In the early hours of 4 April 1888, prostitute Emma Smith was walking along Whitechapel Road when she noticed she was being followed by a local gang.
Having walked along Osborn Street, she was viciously attacked by the gang at its junction with Wentworth Street and Brick Lane and was subjected to a savage assault. After robbing her, the gang then hurried off and left her to die on the street.
However, Emma Smith managed to survive the initial attack and staggered back to her nearby lodging house on George Street. Here her fellow lodgers were alarmed by the state she was in and rushed her to the nearby London Hospital. Unfortunately, the injuries she sustained were so severe that she was not able to survive, although before she died she was lucid enough to explain to the doctor exactly what had happened to her.
Although this attack does not match the pattern of the Ripper murders, the police opened a new file which made the attack on Emma Smith the first official Whitechapel Murder. Over the next few months, a number of attacks took place around the area where Emma Smith was attacked, making this an epicentre for the Ripper crimes.
Where is Osborn Street?
The junction of Osborn Street, Wentworth Street and Brick Lane, just north of Whitechapel Road in the borough Of Tower Hamlets, is where Emma Smith was attacked by a local gang. In fact, it was while she was walking along Whitechapel Road that she first noticed she was being followed.
The closest tube station to Osborn Street is Aldgate East, which is just a short walk away. Aldgate tube station is also very close. Local attractions include the Whitechapel Art Gallery, Brick Lane Market and Fotografiska London, which is the city’s largest permanent dedicated photography gallery with up to seven exhibitions at any one time.
What is Osborn Street in the present day?

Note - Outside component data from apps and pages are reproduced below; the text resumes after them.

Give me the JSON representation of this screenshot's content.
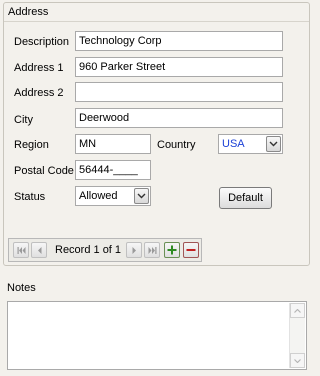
{
  "group": {
    "title": "Address"
  },
  "fields": {
    "description": {
      "label": "Description",
      "value": "Technology Corp"
    },
    "address1": {
      "label": "Address 1",
      "value": "960 Parker Street"
    },
    "address2": {
      "label": "Address 2",
      "value": ""
    },
    "city": {
      "label": "City",
      "value": "Deerwood"
    },
    "region": {
      "label": "Region",
      "value": "MN"
    },
    "country": {
      "label": "Country",
      "value": "USA",
      "color": "#1a3fd6"
    },
    "postal": {
      "label": "Postal Code",
      "value": "56444-____"
    },
    "status": {
      "label": "Status",
      "value": "Allowed"
    }
  },
  "buttons": {
    "default_label": "Default"
  },
  "navigator": {
    "record_text": "Record 1 of 1",
    "icons": [
      "first-record-icon",
      "previous-record-icon",
      "next-record-icon",
      "last-record-icon",
      "add-record-icon",
      "delete-record-icon"
    ],
    "add_color": "#2e8b22",
    "delete_color": "#c22020"
  },
  "notes": {
    "label": "Notes",
    "value": ""
  }
}
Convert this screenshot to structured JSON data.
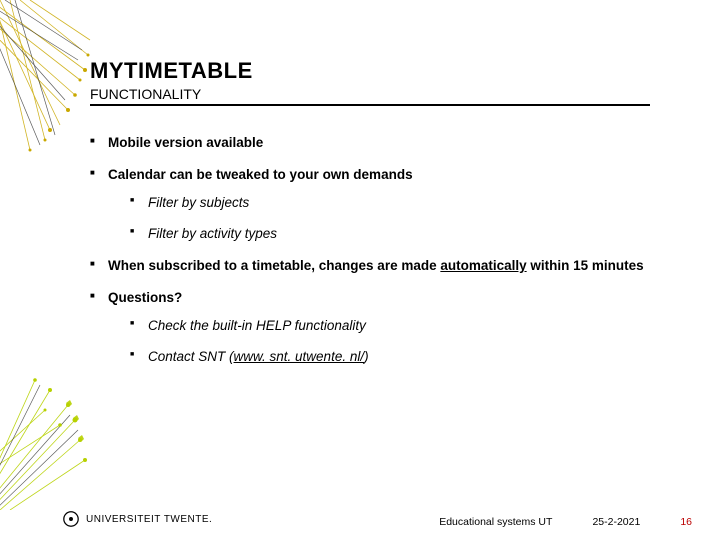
{
  "title": "MYTIMETABLE",
  "subtitle": "FUNCTIONALITY",
  "bullets": {
    "b1": "Mobile version available",
    "b2": "Calendar can be tweaked to your own demands",
    "b2a": "Filter by subjects",
    "b2b": "Filter by activity types",
    "b3_pre": "When subscribed to a timetable, changes are made ",
    "b3_bold": "automatically",
    "b3_post": " within 15 minutes",
    "b4": "Questions?",
    "b4a": "Check the built-in HELP functionality",
    "b4b_pre": "Contact SNT (",
    "b4b_link": "www. snt. utwente. nl/",
    "b4b_post": ")"
  },
  "logo_text": "UNIVERSITEIT TWENTE.",
  "footer": {
    "label": "Educational systems UT",
    "date": "25-2-2021",
    "page": "16"
  }
}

Osborn Street is still a short road leading from Whitechapel Road to the crossroads with Brick Lane, Wentworth Street and Old Montague Street.
How has Osborn Street changed since 1888?
Osborn Street was originally a narrow continuation of Brick Lane that went by the name of ‘Dirty Lane’, before it became paved and widened in 1778. It was named after the Osborn family, who were prominent landowners in the area.
Much of the street was destroyed during the Second World War, which is why most of the buildings are from post-1945. Osborn Street is now home to Brick Lane Recording Studios as well as the City Hotel.